**TASK DESCRIPTION**: Give only the number of lines in the following entries where "structured" appears.

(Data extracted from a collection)
----------------

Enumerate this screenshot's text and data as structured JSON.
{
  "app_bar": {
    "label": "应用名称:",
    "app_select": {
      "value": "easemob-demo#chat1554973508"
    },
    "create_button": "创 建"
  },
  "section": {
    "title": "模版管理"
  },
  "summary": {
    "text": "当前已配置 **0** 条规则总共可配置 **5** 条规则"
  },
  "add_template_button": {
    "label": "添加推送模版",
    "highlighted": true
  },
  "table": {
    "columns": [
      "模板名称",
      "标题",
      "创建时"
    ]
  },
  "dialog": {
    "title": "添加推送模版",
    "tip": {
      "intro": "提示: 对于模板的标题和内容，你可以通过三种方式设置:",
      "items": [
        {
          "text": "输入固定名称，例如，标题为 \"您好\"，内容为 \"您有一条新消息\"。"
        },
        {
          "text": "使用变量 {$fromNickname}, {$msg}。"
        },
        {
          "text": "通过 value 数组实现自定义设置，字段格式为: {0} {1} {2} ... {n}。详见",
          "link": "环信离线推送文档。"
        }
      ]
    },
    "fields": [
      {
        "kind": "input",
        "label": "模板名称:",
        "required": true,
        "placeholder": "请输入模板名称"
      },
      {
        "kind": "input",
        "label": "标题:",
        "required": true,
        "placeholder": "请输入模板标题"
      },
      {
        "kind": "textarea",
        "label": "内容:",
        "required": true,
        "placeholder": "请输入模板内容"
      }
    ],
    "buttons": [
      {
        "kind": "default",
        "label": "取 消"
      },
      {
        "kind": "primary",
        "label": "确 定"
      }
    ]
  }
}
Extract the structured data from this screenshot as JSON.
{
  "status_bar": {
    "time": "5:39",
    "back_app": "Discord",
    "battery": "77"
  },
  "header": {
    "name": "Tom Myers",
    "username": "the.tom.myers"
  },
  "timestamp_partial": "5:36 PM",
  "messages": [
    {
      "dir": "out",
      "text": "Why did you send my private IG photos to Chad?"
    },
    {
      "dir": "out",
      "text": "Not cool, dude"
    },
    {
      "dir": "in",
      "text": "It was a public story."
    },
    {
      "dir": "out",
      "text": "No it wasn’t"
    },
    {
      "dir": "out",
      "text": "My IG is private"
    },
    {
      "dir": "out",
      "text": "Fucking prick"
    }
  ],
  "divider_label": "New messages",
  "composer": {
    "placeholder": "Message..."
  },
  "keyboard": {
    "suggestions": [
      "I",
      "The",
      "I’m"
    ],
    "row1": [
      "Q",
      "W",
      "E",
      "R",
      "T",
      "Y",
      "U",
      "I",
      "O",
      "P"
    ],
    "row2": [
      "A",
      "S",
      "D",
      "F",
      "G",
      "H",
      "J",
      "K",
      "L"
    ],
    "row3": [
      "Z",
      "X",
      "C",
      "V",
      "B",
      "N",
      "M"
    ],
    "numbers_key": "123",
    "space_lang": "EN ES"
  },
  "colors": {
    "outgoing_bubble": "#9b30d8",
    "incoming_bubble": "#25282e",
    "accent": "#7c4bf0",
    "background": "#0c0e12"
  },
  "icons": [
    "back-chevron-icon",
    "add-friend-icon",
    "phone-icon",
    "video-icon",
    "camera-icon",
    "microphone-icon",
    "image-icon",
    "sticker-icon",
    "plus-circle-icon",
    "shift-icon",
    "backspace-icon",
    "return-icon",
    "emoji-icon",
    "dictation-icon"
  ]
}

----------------

**SOLUTION FOR THIS EXERCISE**: 2